Earlier this year, the Obama administration pledged $85 million over two years to help 10 nations build their capacity to identify and contain infectious disease outbreaks. "That's just scratching the surface," says Morrison. "We know that [infectious disease management] has to be driven by external dollars, and this has to be a long-term plan. It shouldn't be something that the U.S. alone is out doing... [But] there is no free-standing dedicated budgetary line for this in the U.S. budgets." He says that's a dangerous mistake.

David Quammen, the author of Spillover, an ominous chronicle of the evolution of human epidemics, says agencies that monitor and prevent outbreaks are of the utmost national importance. "We should look at this outbreak in West Africa and if we find it scary, then next time the budget comes around and Congress is talking about cutting funds for the CDC, the public should rise up and say no."

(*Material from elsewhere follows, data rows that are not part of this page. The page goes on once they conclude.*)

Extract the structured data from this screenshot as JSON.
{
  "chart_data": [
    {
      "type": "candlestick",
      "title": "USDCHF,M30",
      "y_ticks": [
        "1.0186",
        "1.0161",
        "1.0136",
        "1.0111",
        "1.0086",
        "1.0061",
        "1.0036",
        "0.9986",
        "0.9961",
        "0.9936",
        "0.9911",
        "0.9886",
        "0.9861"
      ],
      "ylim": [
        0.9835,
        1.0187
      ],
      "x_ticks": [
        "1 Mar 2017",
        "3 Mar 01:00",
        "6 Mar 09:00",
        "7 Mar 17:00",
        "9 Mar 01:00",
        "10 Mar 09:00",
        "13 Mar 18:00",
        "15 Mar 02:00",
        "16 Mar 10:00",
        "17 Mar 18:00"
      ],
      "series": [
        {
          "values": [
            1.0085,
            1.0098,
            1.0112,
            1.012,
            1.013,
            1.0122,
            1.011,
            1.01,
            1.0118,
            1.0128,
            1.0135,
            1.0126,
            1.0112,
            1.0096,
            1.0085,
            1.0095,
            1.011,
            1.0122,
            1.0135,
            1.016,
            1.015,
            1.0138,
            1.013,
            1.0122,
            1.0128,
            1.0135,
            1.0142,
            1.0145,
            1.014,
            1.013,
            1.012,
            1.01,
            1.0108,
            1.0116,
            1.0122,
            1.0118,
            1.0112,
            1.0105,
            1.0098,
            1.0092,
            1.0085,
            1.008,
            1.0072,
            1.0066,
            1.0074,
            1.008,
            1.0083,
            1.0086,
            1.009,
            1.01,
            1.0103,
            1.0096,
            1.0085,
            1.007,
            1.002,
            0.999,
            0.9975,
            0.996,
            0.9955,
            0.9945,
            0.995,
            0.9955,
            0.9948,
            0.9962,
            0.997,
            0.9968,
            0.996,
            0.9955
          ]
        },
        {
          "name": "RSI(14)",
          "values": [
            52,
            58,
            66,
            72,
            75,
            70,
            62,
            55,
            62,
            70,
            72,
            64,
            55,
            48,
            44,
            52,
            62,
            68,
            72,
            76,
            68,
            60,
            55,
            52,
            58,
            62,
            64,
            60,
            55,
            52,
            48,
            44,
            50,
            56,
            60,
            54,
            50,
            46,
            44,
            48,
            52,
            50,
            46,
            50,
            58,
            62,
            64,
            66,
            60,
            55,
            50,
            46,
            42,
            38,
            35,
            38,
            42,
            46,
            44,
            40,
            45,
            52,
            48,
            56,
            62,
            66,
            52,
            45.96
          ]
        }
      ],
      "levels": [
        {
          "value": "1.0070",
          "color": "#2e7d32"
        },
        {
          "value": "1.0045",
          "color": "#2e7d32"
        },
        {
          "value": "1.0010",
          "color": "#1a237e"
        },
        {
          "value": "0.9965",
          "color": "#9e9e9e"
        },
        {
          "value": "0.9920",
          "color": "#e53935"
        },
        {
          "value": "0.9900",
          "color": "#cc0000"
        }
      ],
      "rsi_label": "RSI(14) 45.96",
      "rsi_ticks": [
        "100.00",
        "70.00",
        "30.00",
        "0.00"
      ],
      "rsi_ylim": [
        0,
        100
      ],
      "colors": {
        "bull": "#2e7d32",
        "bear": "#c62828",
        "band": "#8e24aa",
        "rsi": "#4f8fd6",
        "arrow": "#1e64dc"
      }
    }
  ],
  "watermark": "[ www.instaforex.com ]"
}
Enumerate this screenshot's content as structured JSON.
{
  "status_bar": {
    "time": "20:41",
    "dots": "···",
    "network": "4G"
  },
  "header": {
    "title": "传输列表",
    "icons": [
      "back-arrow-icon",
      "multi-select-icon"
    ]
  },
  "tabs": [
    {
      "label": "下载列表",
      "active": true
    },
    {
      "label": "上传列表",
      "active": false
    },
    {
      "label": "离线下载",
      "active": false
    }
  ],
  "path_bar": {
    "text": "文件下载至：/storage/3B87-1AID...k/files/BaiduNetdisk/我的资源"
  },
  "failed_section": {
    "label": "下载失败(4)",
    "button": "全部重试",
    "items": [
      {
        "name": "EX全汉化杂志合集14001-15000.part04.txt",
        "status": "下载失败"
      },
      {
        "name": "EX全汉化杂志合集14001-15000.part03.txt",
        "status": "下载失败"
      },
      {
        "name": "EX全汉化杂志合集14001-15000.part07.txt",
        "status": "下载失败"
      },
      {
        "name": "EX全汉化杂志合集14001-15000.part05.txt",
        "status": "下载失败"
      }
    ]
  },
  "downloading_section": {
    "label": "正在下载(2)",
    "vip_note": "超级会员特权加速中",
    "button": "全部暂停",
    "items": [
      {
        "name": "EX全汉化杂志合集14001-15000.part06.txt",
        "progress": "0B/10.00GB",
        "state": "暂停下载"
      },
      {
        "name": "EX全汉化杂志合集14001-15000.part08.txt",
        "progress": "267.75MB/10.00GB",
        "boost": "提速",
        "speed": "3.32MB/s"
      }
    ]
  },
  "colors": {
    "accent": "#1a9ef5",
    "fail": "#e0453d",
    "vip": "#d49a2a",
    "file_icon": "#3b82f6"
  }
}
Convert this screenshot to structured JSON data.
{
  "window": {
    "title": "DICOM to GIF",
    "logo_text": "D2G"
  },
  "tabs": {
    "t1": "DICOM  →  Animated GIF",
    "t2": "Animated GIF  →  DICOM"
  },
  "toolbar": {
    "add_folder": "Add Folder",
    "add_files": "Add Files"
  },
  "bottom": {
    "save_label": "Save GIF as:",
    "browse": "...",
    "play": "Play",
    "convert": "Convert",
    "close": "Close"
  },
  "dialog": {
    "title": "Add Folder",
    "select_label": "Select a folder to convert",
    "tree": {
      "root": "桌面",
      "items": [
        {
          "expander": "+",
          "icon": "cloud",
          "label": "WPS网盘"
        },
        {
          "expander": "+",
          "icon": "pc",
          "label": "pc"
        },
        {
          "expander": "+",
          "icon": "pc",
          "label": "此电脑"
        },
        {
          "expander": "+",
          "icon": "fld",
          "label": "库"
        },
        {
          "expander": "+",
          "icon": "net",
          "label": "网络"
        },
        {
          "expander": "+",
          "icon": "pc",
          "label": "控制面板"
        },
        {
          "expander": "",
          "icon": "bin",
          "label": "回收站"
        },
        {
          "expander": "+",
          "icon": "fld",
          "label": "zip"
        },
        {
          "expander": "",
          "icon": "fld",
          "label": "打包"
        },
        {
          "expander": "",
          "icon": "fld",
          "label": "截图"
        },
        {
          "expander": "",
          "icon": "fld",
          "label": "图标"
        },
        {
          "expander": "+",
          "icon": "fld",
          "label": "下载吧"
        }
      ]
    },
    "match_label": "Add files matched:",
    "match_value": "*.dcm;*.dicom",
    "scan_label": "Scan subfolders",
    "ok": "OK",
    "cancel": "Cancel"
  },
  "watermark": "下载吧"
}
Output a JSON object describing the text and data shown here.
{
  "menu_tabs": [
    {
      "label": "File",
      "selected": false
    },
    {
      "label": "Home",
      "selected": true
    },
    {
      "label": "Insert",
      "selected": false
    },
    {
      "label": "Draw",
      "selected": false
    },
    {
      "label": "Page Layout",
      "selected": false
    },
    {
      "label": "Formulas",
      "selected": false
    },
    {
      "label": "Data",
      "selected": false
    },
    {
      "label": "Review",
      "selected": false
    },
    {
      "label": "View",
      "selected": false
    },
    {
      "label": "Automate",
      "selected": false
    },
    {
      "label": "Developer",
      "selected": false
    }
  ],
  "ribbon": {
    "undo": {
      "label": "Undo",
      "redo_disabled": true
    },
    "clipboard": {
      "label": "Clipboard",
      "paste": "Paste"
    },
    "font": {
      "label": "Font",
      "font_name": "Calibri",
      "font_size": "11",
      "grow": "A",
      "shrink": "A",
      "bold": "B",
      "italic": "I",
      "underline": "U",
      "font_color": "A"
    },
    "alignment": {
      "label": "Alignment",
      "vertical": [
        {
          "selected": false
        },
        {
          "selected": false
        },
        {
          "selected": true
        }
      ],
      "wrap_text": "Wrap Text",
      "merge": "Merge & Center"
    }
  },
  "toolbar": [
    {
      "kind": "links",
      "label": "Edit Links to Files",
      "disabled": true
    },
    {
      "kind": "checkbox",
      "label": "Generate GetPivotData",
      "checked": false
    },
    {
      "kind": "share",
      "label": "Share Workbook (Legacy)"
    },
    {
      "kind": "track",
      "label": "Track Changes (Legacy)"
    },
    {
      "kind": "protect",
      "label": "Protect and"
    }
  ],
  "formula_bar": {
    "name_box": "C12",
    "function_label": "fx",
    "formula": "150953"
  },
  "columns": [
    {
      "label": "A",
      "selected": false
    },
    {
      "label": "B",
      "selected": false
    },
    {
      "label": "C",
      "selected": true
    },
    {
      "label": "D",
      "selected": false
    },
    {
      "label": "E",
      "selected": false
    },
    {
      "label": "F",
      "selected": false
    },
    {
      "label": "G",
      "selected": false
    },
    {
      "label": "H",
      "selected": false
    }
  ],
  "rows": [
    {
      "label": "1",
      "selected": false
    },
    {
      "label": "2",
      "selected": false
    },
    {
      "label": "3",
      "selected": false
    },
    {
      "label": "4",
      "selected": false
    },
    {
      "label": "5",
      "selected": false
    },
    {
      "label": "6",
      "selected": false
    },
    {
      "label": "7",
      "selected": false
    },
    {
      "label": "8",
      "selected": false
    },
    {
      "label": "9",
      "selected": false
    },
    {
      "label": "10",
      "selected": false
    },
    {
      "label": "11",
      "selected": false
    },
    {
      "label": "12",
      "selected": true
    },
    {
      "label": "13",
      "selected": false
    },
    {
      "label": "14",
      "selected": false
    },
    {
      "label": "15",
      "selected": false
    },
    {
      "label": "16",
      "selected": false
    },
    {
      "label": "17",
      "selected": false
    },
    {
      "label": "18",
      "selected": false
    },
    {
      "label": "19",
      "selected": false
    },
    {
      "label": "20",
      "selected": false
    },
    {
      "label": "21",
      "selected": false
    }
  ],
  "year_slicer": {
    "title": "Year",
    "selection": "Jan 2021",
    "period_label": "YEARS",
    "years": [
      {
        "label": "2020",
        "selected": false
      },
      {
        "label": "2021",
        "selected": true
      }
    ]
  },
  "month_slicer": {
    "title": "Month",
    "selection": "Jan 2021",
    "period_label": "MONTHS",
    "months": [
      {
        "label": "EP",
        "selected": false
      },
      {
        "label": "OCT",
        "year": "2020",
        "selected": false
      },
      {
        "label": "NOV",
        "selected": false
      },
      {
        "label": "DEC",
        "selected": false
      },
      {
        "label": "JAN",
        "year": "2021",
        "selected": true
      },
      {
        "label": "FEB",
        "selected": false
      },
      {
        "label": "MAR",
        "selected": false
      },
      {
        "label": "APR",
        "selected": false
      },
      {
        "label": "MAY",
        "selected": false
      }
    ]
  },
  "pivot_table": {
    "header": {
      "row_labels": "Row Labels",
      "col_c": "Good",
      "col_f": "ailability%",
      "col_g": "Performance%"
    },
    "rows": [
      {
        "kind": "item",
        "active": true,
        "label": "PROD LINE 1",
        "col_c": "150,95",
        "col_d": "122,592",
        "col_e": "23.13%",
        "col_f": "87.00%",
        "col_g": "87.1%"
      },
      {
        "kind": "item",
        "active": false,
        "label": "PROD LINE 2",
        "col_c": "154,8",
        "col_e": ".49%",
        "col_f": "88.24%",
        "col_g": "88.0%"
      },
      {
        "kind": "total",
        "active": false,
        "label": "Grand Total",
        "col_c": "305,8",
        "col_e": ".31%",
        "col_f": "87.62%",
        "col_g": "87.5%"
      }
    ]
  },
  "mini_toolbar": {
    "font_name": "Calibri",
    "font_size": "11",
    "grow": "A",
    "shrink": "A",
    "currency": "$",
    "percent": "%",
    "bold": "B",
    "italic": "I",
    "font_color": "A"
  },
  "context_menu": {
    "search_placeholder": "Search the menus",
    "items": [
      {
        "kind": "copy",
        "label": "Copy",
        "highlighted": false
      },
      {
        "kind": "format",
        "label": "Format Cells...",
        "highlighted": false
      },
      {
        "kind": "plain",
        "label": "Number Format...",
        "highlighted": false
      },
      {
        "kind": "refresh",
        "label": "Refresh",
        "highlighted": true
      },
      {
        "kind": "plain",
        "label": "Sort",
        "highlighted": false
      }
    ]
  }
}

While global air travel is making disease perilously easy to spread, climate change, which is rearranging and in some cases expanding habitats for carrier animals, is poised to make future outbreaks of Ebola, H1N1, TB, and a host of other diseases worse. As humans encroach further into previously wild domain, exposure patterns will change. The possibility that a disease could mutate into a stronger version of itself, or a previously animal-only pathogen could make the leap into humans, is not science fiction.

"The question is not whether there will be a Next Big One, but which virus it will be, and how bad it'll be, and how big it'll be," Quammen says. "More of these things are going to happen."

UPDATE, Aug. 4, 2014 2:05 PM: The two Americans stricken with Ebola, Dr. Kent Brantly and Nancy Writebol, have been given an experimental treatment for the virus, reports CNN. The treatment is called ZMapp, and was developed by the biotech from Mapp Biopharmaceutical Inc. According to CNN, the patents were "told that this treatment had never been tried before in a human being, but had shown promuise in small experiments with monkeys." Reportedly within an hour of receiving the medication, Brantly's symptoms improved dramatically. Writebol's first dose did not have immediate effect, but the second dose resulted in "significant improvement." Five days ago, the Defense Threat Reduction Agency awarded additional funding to Mapp Biopharmaceutical for the "promising results" the ZMapp treatment had shown.